Schedule III (CIII) Substances
The controlled substances in this schedule have an abuse potential and dependence liability less than those in CI and CII, and have an accepted medical use in the U.S. They include preparations containing limited quantities of certain narcotic drugs, and other nonnarcotic drugs such as: derivatives of barbituric acid, except those that are listed in another schedule, glutethimide (Doriden), methyprylon (Noludar), nalorphine, benzphetamine, chlorphentermine, clortermine, and phendimetrazine.
Schedule IV (CIV) Substances
The controlled substances in this schedule have an abuse potential and dependence liability less than those listed in CIII and have an accepted medical use in the U.S. They include such drugs as: barbital, phenobarbital, methylphenobarbital, chloral hydrate, ethchlorvynol (Placidyl), ethinamate, (Valmid), paraldehyde, methohexital, fenfluramine, diethylproprion, phentermine, chlordiazepoxide (Librium), diazepam (Valium), oxazepam (Serax), clorazepate (Tranxene), flurazepam (Dalmane), lorazepam (Ativan), alprazolam (Xanax), temazepam (Restoril), triazolam (Halcion), mebutamate, dextropropoxyphene (Darvon), and petazocine (Talwin).
Schedule V (CV) Substances
The controlled substances in this schedule have an abuse potential and dependence liability less than those listed in CIV and have an accepted medical use in the U.S. They are often available without prescription, and include preparations containing limited quantities of certain narcotic drugs generally for antitussive and antidiarrheal purposes. Buprenorphine is also a CV drug.
1. Examples of trademark products appear in parentheses.

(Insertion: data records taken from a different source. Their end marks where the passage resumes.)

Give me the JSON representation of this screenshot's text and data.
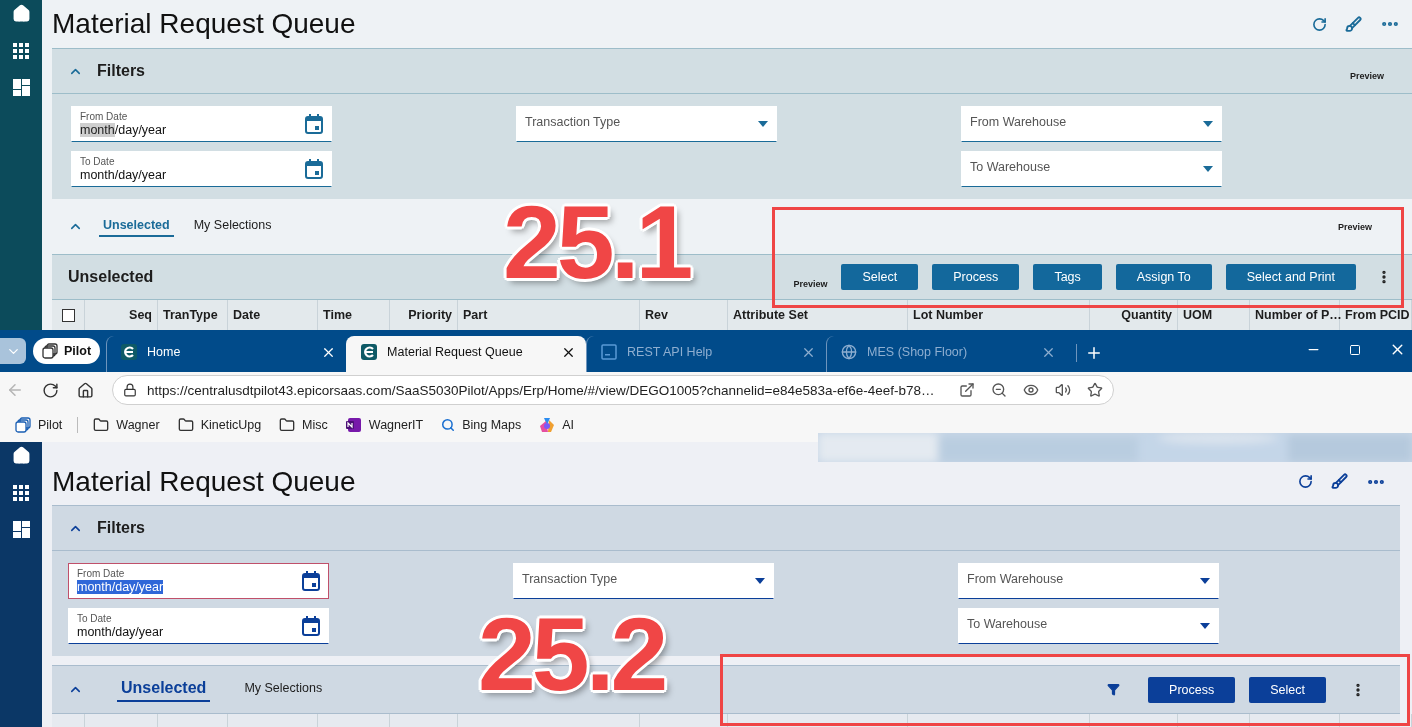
{
  "top_app": {
    "annotation": "25.1",
    "title": "Material Request Queue",
    "filters": {
      "title": "Filters",
      "expanded": true,
      "preview": "Preview",
      "columns": [
        [
          {
            "kind": "date",
            "label": "From Date",
            "focused": false,
            "value_parts": [
              {
                "text": "month",
                "highlighted": true
              },
              {
                "text": "/day/year",
                "highlighted": false
              }
            ]
          },
          {
            "kind": "date",
            "label": "To Date",
            "focused": false,
            "value_parts": [
              {
                "text": "month/day/year",
                "highlighted": false
              }
            ]
          }
        ],
        [
          {
            "kind": "dropdown",
            "label": "Transaction Type",
            "focused": false
          }
        ],
        [
          {
            "kind": "dropdown",
            "label": "From Warehouse",
            "focused": false
          },
          {
            "kind": "dropdown",
            "label": "To Warehouse",
            "focused": false
          }
        ]
      ]
    },
    "tabs_expanded": true,
    "tabs": [
      {
        "label": "Unselected",
        "selected": true
      },
      {
        "label": "My Selections",
        "selected": false
      }
    ],
    "tabs_preview": "Preview",
    "grid": {
      "title": "Unselected",
      "preview": "Preview",
      "buttons": [
        "Select",
        "Process",
        "Tags",
        "Assign To",
        "Select and Print"
      ],
      "select_all_checked": false,
      "columns": [
        {
          "label": "Seq",
          "right_aligned": true
        },
        {
          "label": "TranType",
          "right_aligned": false
        },
        {
          "label": "Date",
          "right_aligned": false
        },
        {
          "label": "Time",
          "right_aligned": false
        },
        {
          "label": "Priority",
          "right_aligned": true
        },
        {
          "label": "Part",
          "right_aligned": false
        },
        {
          "label": "Rev",
          "right_aligned": false
        },
        {
          "label": "Attribute Set",
          "right_aligned": false
        },
        {
          "label": "Lot Number",
          "right_aligned": false
        },
        {
          "label": "Quantity",
          "right_aligned": true
        },
        {
          "label": "UOM",
          "right_aligned": false
        },
        {
          "label": "Number of P…",
          "right_aligned": false
        },
        {
          "label": "From PCID",
          "right_aligned": false
        }
      ]
    }
  },
  "browser": {
    "profile": "Pilot",
    "tabs": [
      {
        "kind": "app",
        "label": "Home",
        "selected": false,
        "dimmed": false
      },
      {
        "kind": "app",
        "label": "Material Request Queue",
        "selected": true,
        "dimmed": false
      },
      {
        "kind": "docs",
        "label": "REST API Help",
        "selected": false,
        "dimmed": true
      },
      {
        "kind": "site",
        "label": "MES (Shop Floor)",
        "selected": false,
        "dimmed": true
      }
    ],
    "back_disabled": true,
    "url": "https://centralusdtpilot43.epicorsaas.com/SaaS5030Pilot/Apps/Erp/Home/#/view/DEGO1005?channelid=e84e583a-ef6e-4eef-b78…",
    "bookmarks": [
      {
        "kind": "profile",
        "label": "Pilot"
      },
      {
        "kind": "folder",
        "label": "Wagner"
      },
      {
        "kind": "folder",
        "label": "KineticUpg"
      },
      {
        "kind": "folder",
        "label": "Misc"
      },
      {
        "kind": "notebook",
        "label": "WagnerIT"
      },
      {
        "kind": "search",
        "label": "Bing Maps"
      },
      {
        "kind": "assistant",
        "label": "AI"
      }
    ]
  },
  "bottom_app": {
    "annotation": "25.2",
    "title": "Material Request Queue",
    "filters": {
      "title": "Filters",
      "expanded": true,
      "columns": [
        [
          {
            "kind": "date",
            "label": "From Date",
            "focused": true,
            "value_parts": [
              {
                "text": "month/day/year",
                "highlighted": true
              }
            ]
          },
          {
            "kind": "date",
            "label": "To Date",
            "focused": false,
            "value_parts": [
              {
                "text": "month/day/year",
                "highlighted": false
              }
            ]
          }
        ],
        [
          {
            "kind": "dropdown",
            "label": "Transaction Type",
            "focused": false
          }
        ],
        [
          {
            "kind": "dropdown",
            "label": "From Warehouse",
            "focused": false
          },
          {
            "kind": "dropdown",
            "label": "To Warehouse",
            "focused": false
          }
        ]
      ]
    },
    "tabs_expanded": true,
    "tabs": [
      {
        "label": "Unselected",
        "selected": true
      },
      {
        "label": "My Selections",
        "selected": false
      }
    ],
    "grid": {
      "buttons": [
        "Process",
        "Select"
      ]
    }
  }
}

Scheduling applies to all similar drug products of all other pharmaceutical manufactures within each generic drug classification.